To garner more money, CFFP decided to create tests for each subject area in its curriculum. Once you pass the Investments section, you are eligible for the Accredited Asset Management Specialist (provided that you pay the fee every year). Once you pass the Retirement section, you are eligible for the Certified Retirement Planning Specialist (again, for a fee).
The AWMA is another one of CFFP’s worthless and bogus designations.
Just FYI - after I passed the Series 7, but before I went back to accounting/grad school, I studed for and passed the CRPC. I studied all day on Friday and took the test on Saturday morning and passed.
It actually is! The Apollo group, the company that owsn UoP, also owns the College for Financial Planning!
In my case, I asked about AWMA because I’m trying to sharpen my knowledge of taxation/trusts/insurance, specific to estate planning. CFA is great but since it’s global, it lacks specifics about US law, etc, and how HNW people actually structure their estates and trusts. I’m after the knowledge more than the letters, etc.

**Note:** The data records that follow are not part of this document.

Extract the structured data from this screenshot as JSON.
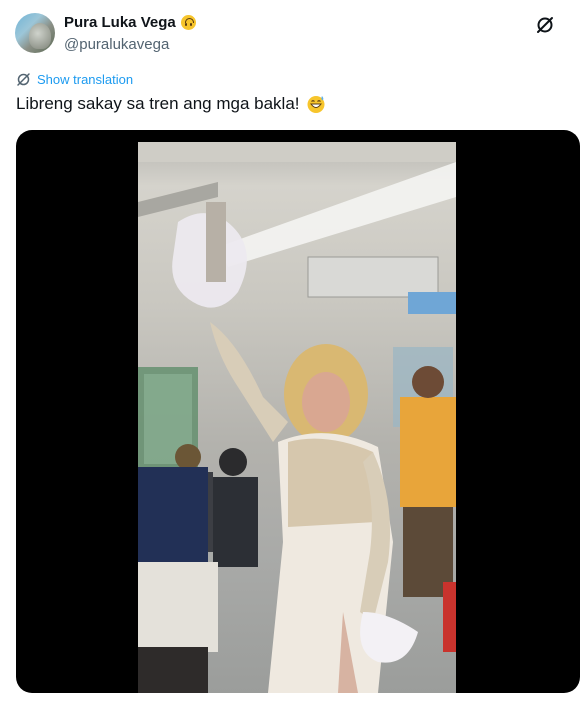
{
  "author": {
    "display_name": "Pura Luka Vega",
    "name_emoji": "upside-down-face-emoji",
    "handle": "@puralukavega",
    "avatar": "avatar-photo"
  },
  "header": {
    "grok_icon": "grok-icon"
  },
  "translation": {
    "icon": "translate-icon",
    "label": "Show translation"
  },
  "tweet": {
    "text": "Libreng sakay sa tren ang mga bakla!",
    "emoji": "grinning-face-with-sweat-emoji"
  },
  "media": {
    "type": "video",
    "description_icon": "video-thumbnail"
  },
  "colors": {
    "link": "#1d9bf0",
    "secondary_text": "#536471",
    "primary_text": "#0f1419",
    "media_background": "#000000"
  }
}
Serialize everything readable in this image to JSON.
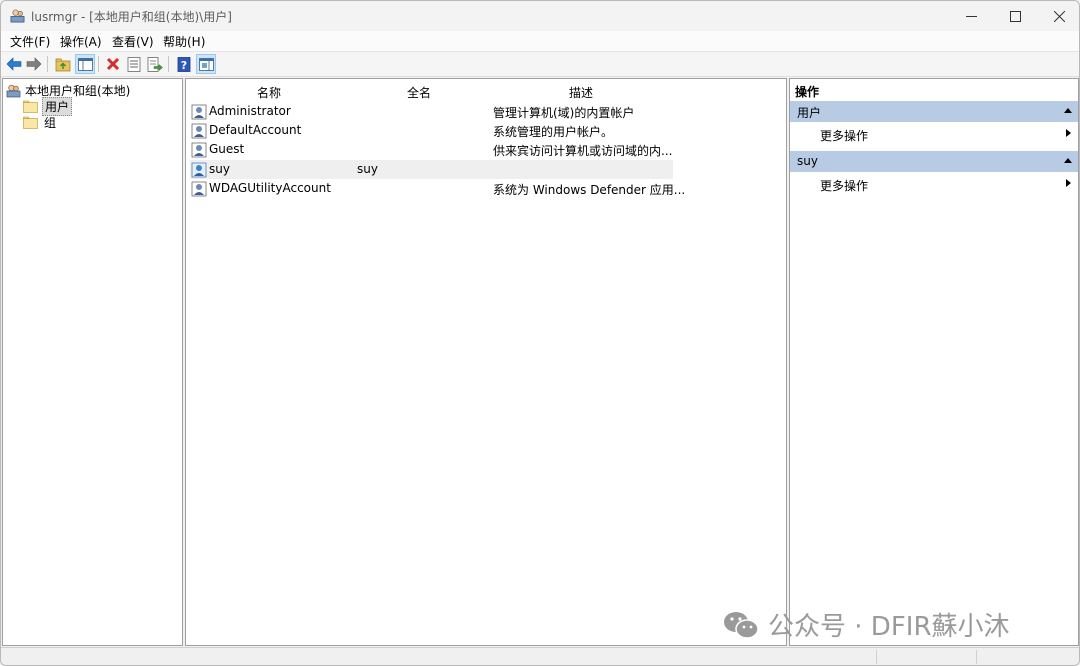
{
  "window": {
    "title": "lusrmgr - [本地用户和组(本地)\\用户]"
  },
  "menu": {
    "items": [
      "文件(F)",
      "操作(A)",
      "查看(V)",
      "帮助(H)"
    ]
  },
  "toolbar": {
    "icons": [
      "back-arrow-icon",
      "forward-arrow-icon",
      "up-folder-icon",
      "show-hide-tree-icon",
      "delete-icon",
      "properties-icon",
      "export-list-icon",
      "help-icon",
      "show-hide-action-pane-icon"
    ]
  },
  "tree": {
    "root": "本地用户和组(本地)",
    "children": [
      "用户",
      "组"
    ],
    "selected": "用户"
  },
  "list": {
    "columns": [
      "名称",
      "全名",
      "描述"
    ],
    "rows": [
      {
        "name": "Administrator",
        "fullname": "",
        "description": "管理计算机(域)的内置帐户"
      },
      {
        "name": "DefaultAccount",
        "fullname": "",
        "description": "系统管理的用户帐户。"
      },
      {
        "name": "Guest",
        "fullname": "",
        "description": "供来宾访问计算机或访问域的内..."
      },
      {
        "name": "suy",
        "fullname": "suy",
        "description": ""
      },
      {
        "name": "WDAGUtilityAccount",
        "fullname": "",
        "description": "系统为 Windows Defender 应用..."
      }
    ]
  },
  "actions": {
    "title": "操作",
    "groups": [
      {
        "label": "用户",
        "items": [
          "更多操作"
        ]
      },
      {
        "label": "suy",
        "items": [
          "更多操作"
        ]
      }
    ]
  },
  "watermark": {
    "text": "公众号 · DFIR蘇小沐"
  },
  "colors": {
    "action_group_bg": "#b8cbe4",
    "selection_bg": "#dcdcdc",
    "delete_red": "#d92b2b",
    "arrow_blue": "#2b7cd3"
  }
}
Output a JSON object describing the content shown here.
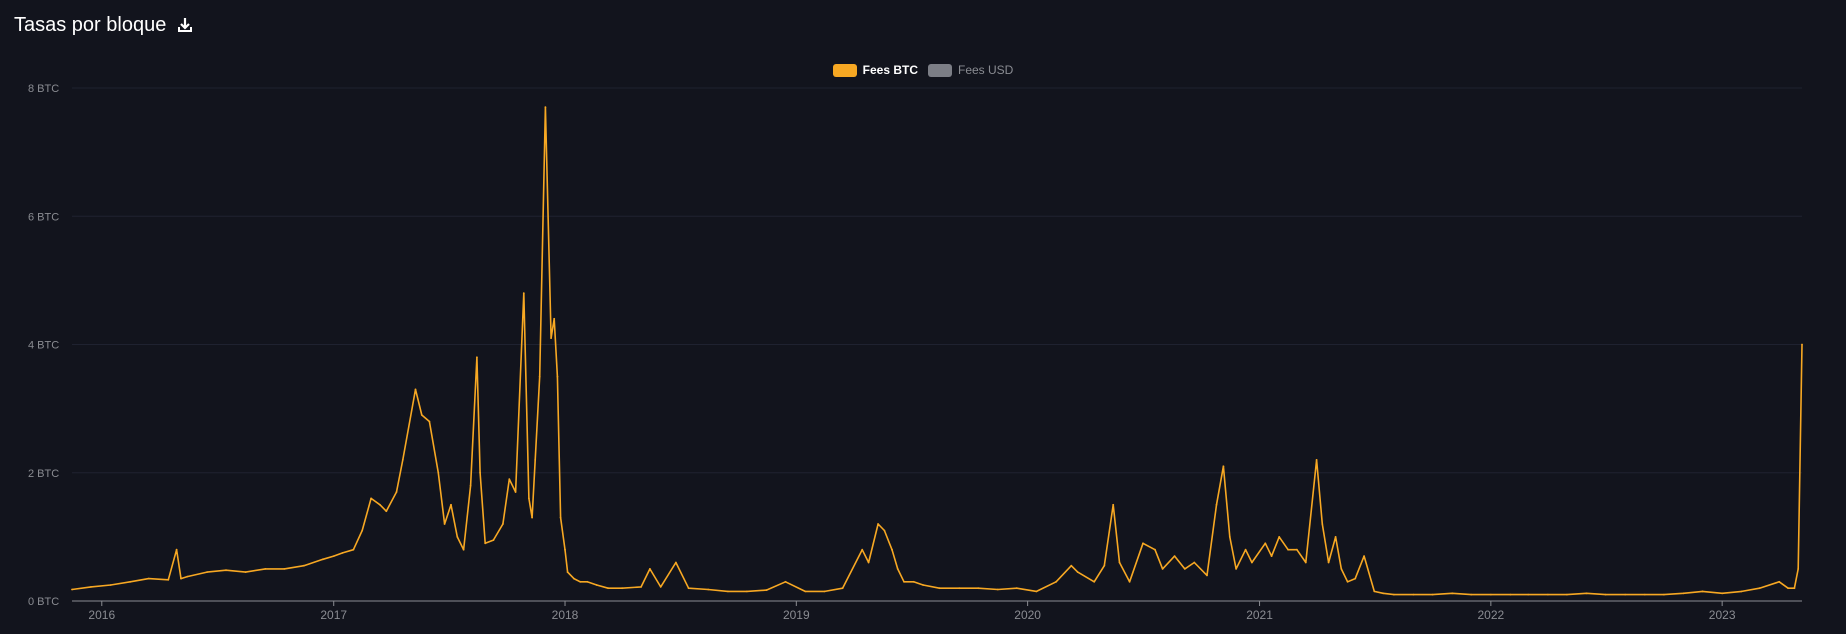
{
  "header": {
    "title": "Tasas por bloque",
    "download_icon": "download-icon"
  },
  "legend": [
    {
      "label": "Fees BTC",
      "color": "#f7a823",
      "active": true
    },
    {
      "label": "Fees USD",
      "color": "#7c7e86",
      "active": false
    }
  ],
  "chart_data": {
    "type": "line",
    "title": "",
    "xlabel": "",
    "ylabel": "",
    "xlim": [
      "2015-11-15",
      "2023-05-07"
    ],
    "ylim": [
      0,
      8
    ],
    "y_ticks": [
      "0 BTC",
      "2 BTC",
      "4 BTC",
      "6 BTC",
      "8 BTC"
    ],
    "x_ticks": [
      "2016",
      "2017",
      "2018",
      "2019",
      "2020",
      "2021",
      "2022",
      "2023"
    ],
    "grid": true,
    "legend_position": "top-center",
    "series": [
      {
        "name": "Fees BTC",
        "color": "#f7a823",
        "x": [
          "2015-11-15",
          "2015-12-15",
          "2016-01-15",
          "2016-02-15",
          "2016-03-15",
          "2016-04-15",
          "2016-04-28",
          "2016-05-05",
          "2016-05-15",
          "2016-06-15",
          "2016-07-15",
          "2016-08-15",
          "2016-09-15",
          "2016-10-15",
          "2016-11-15",
          "2016-12-15",
          "2017-01-01",
          "2017-01-15",
          "2017-02-01",
          "2017-02-15",
          "2017-03-01",
          "2017-03-15",
          "2017-03-25",
          "2017-04-10",
          "2017-04-20",
          "2017-05-10",
          "2017-05-20",
          "2017-06-01",
          "2017-06-15",
          "2017-06-25",
          "2017-07-05",
          "2017-07-15",
          "2017-07-25",
          "2017-08-05",
          "2017-08-15",
          "2017-08-20",
          "2017-08-28",
          "2017-09-10",
          "2017-09-25",
          "2017-10-05",
          "2017-10-15",
          "2017-10-28",
          "2017-11-05",
          "2017-11-10",
          "2017-11-15",
          "2017-11-22",
          "2017-12-01",
          "2017-12-10",
          "2017-12-15",
          "2017-12-20",
          "2017-12-25",
          "2018-01-01",
          "2018-01-05",
          "2018-01-15",
          "2018-01-25",
          "2018-02-05",
          "2018-02-20",
          "2018-03-10",
          "2018-04-01",
          "2018-05-01",
          "2018-05-15",
          "2018-06-01",
          "2018-06-25",
          "2018-07-15",
          "2018-08-15",
          "2018-09-15",
          "2018-10-15",
          "2018-11-15",
          "2018-12-15",
          "2019-01-15",
          "2019-02-15",
          "2019-03-15",
          "2019-04-15",
          "2019-04-25",
          "2019-05-10",
          "2019-05-20",
          "2019-06-01",
          "2019-06-10",
          "2019-06-20",
          "2019-07-05",
          "2019-07-20",
          "2019-08-15",
          "2019-09-15",
          "2019-10-15",
          "2019-11-15",
          "2019-12-15",
          "2020-01-15",
          "2020-02-15",
          "2020-03-10",
          "2020-03-20",
          "2020-04-15",
          "2020-05-01",
          "2020-05-15",
          "2020-05-25",
          "2020-06-10",
          "2020-07-01",
          "2020-07-20",
          "2020-08-01",
          "2020-08-20",
          "2020-09-05",
          "2020-09-20",
          "2020-10-10",
          "2020-10-25",
          "2020-11-05",
          "2020-11-15",
          "2020-11-25",
          "2020-12-10",
          "2020-12-20",
          "2021-01-10",
          "2021-01-20",
          "2021-02-01",
          "2021-02-15",
          "2021-03-01",
          "2021-03-15",
          "2021-04-01",
          "2021-04-10",
          "2021-04-20",
          "2021-05-01",
          "2021-05-10",
          "2021-05-20",
          "2021-06-01",
          "2021-06-15",
          "2021-07-01",
          "2021-07-15",
          "2021-08-01",
          "2021-09-01",
          "2021-10-01",
          "2021-11-01",
          "2021-12-01",
          "2022-01-01",
          "2022-02-01",
          "2022-03-01",
          "2022-04-01",
          "2022-05-01",
          "2022-06-01",
          "2022-07-01",
          "2022-08-01",
          "2022-09-01",
          "2022-10-01",
          "2022-11-01",
          "2022-12-01",
          "2023-01-01",
          "2023-02-01",
          "2023-03-01",
          "2023-04-01",
          "2023-04-15",
          "2023-04-25",
          "2023-05-01",
          "2023-05-07"
        ],
        "values": [
          0.18,
          0.22,
          0.25,
          0.3,
          0.35,
          0.33,
          0.8,
          0.35,
          0.38,
          0.45,
          0.48,
          0.45,
          0.5,
          0.5,
          0.55,
          0.65,
          0.7,
          0.75,
          0.8,
          1.1,
          1.6,
          1.5,
          1.4,
          1.7,
          2.2,
          3.3,
          2.9,
          2.8,
          2.0,
          1.2,
          1.5,
          1.0,
          0.8,
          1.8,
          3.8,
          2.0,
          0.9,
          0.95,
          1.2,
          1.9,
          1.7,
          4.8,
          1.6,
          1.3,
          2.2,
          3.5,
          7.7,
          4.1,
          4.4,
          3.5,
          1.3,
          0.8,
          0.45,
          0.35,
          0.3,
          0.3,
          0.25,
          0.2,
          0.2,
          0.22,
          0.5,
          0.22,
          0.6,
          0.2,
          0.18,
          0.15,
          0.15,
          0.17,
          0.3,
          0.15,
          0.15,
          0.2,
          0.8,
          0.6,
          1.2,
          1.1,
          0.8,
          0.5,
          0.3,
          0.3,
          0.25,
          0.2,
          0.2,
          0.2,
          0.18,
          0.2,
          0.15,
          0.3,
          0.55,
          0.45,
          0.3,
          0.55,
          1.5,
          0.6,
          0.3,
          0.9,
          0.8,
          0.5,
          0.7,
          0.5,
          0.6,
          0.4,
          1.5,
          2.1,
          1.0,
          0.5,
          0.8,
          0.6,
          0.9,
          0.7,
          1.0,
          0.8,
          0.8,
          0.6,
          2.2,
          1.2,
          0.6,
          1.0,
          0.5,
          0.3,
          0.35,
          0.7,
          0.15,
          0.12,
          0.1,
          0.1,
          0.1,
          0.12,
          0.1,
          0.1,
          0.1,
          0.1,
          0.1,
          0.1,
          0.12,
          0.1,
          0.1,
          0.1,
          0.1,
          0.12,
          0.15,
          0.12,
          0.15,
          0.2,
          0.3,
          0.2,
          0.2,
          0.5,
          4.0
        ]
      }
    ]
  }
}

I was thinking AWMA might give me some structure, given that I was going to buy some books and read and research on my own, anyway. It does kindof seem like as long as the check clears the designation is a given… the continuing ed requirements are a put off as well, just seems like I would be writing them a check every two years…
Estate planning is a pretty in-depth item. I used to think a CFP could do a fair job, afterall the focus is holistic planning including estates. Then I started working with some estate planning attorneys and realized more and more how complex and deep that area is and that no matter how an investment person dabbles in the area you will never be near that level.
Can you learn enough to plan for the average joe, sure. Can you be at the level to effectively plan and administer for complex estate and multigenerational issues, probably not, and I would say it is an ongoing and full time focus for many cases. So depends on what you are after if studying might help or if you are better off leaving it to those who specialize in it.
for the average american a one-man show can probably be ok, but if you plan to work with anyone other than the average dude then I think specialists are the way to go hands down and you should pick your specialty.
^ +1 to Mr. Leverage.
Since I’m working at a CPA firm that does a lot of estate and asset distribution planning, I’m starting to understand how complex it really is.
That being said, since the current administration made the estate tax exemption $5m and indexed it to inflation, that took care of 95% of all of America’s estate tax problems. (Thank you, President Obama.)